'Something new' to replace St. Matthew Anglican Church after Regina council removes heritage designation
The land where a century-old church stands in Regina's heritage neighbourhood will play host to something new after Regina city council voted unanimously to approve removing the building's heritage designation.
St. Matthew Anglican Church on Winnipeg Street was built in the 1920s in the "Gothic revival" style, but more than a century later the red-brick building is cracking, leaning and unsafe for occupation.
The church's foundation is made of brick and clay tile and was not properly designed for the soil conditions in Regina. The repairs that are required to save the building could cost $10 million and that's money the Anglican Diocese of Qu'Apelle says it simply does not have.
That's why the diocese brought the application to council. The diocese's representative, Rev. Mike Sinclair, said the removal of the heritage designation from the church provides the opportunity for "something new to be born" in its place.
"To be honest, it's a mixed bag. It means the end of an era for a beloved place of worship," Sinclair said after council's vote on Wednesday.
It's been a long road to get to this point and there is still plenty of work ahead for the diocese.
St. Matthew was designated as a municipal heritage property in 2005, but in recent years has not been used for church services and has been closed to the public.
Starting in 2018, its congregation began a process to merge with four others in Regina. They now all are part of the Immanuel Anglican Church.
Although the diocese has tried to maintain the church, it says the rehabilitation work has become too expensive. Surveyor's reports have provided cost estimates for the repairs that range from $3 million to $10 million.
Wednesday's decision to remove the St. Matthew's heritage designation -- which applied to elements of the building's exterior as well as its stain glass windows -- now clears the way for potential redevelopment.
Sinclair said the diocese will now meet with some of its partners to figure out its next steps.
A "Vision for Purpose" document that was submitted to the city shows that the future could include retaining some of the external walls and using them in a new build "that serves the needs of the neighbourhood with a community hub and mixed use rental housing."
The document is not binding, but it was enough to convince the members of city council to support the removal of the heritage designation.
Sinclair said it's important for the diocese to remain present in Regina's heritage neighbourhood.
"We've always been there," he said. "We have a relationship with the community, we have a responsibility as the diocese to look at how we best use the space that's given to us."
Rather than sell the land off to someone else to redevelop, Sinclair said the diocese want to serve as stewards and look to the community to figure out what the space's future will look like.

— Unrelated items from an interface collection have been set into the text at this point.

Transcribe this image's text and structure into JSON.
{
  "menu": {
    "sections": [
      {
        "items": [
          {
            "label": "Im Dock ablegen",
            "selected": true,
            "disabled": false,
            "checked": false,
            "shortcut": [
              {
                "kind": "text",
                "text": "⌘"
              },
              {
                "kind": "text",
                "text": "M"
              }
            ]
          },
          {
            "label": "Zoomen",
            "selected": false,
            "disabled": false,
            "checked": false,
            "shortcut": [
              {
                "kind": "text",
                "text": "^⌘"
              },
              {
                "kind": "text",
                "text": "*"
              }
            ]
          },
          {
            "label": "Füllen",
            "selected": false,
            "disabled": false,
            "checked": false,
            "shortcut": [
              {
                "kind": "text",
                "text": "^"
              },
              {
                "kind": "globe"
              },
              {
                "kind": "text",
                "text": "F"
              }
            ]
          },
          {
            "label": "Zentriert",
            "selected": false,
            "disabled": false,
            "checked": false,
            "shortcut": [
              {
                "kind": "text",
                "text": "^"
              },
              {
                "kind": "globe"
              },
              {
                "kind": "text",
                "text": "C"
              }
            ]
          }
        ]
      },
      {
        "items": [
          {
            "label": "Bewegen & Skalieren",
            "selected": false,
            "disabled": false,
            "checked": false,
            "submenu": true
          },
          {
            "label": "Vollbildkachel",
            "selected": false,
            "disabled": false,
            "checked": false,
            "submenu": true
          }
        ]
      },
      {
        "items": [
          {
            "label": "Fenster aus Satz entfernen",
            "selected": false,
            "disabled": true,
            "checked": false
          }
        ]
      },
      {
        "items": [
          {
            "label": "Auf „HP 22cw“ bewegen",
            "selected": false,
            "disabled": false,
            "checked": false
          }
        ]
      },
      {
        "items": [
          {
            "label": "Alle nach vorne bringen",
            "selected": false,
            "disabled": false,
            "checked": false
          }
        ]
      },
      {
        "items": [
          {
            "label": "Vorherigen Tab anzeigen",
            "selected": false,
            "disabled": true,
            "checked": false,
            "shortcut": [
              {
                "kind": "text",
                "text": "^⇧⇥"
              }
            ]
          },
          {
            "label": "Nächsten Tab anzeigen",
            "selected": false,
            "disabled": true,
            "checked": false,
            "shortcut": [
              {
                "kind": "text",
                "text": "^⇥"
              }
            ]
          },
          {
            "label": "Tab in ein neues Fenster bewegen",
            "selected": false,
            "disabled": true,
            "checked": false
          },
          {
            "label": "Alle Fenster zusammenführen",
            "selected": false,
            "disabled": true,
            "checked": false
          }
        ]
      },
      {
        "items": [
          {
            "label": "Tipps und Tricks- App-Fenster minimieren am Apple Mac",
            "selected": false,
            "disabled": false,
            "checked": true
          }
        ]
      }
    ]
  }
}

Mayor Sandra Masters said it is always unfortunate when a heritage building is lost, but stressed that this was not the fault of the diocese. It had done everything right, the mayor said, and this was a collaborative decision brought about by the effects of time and the nature of where the church was built.
"Sometimes when you're going to play catch up, it's just too far gone," Masters said.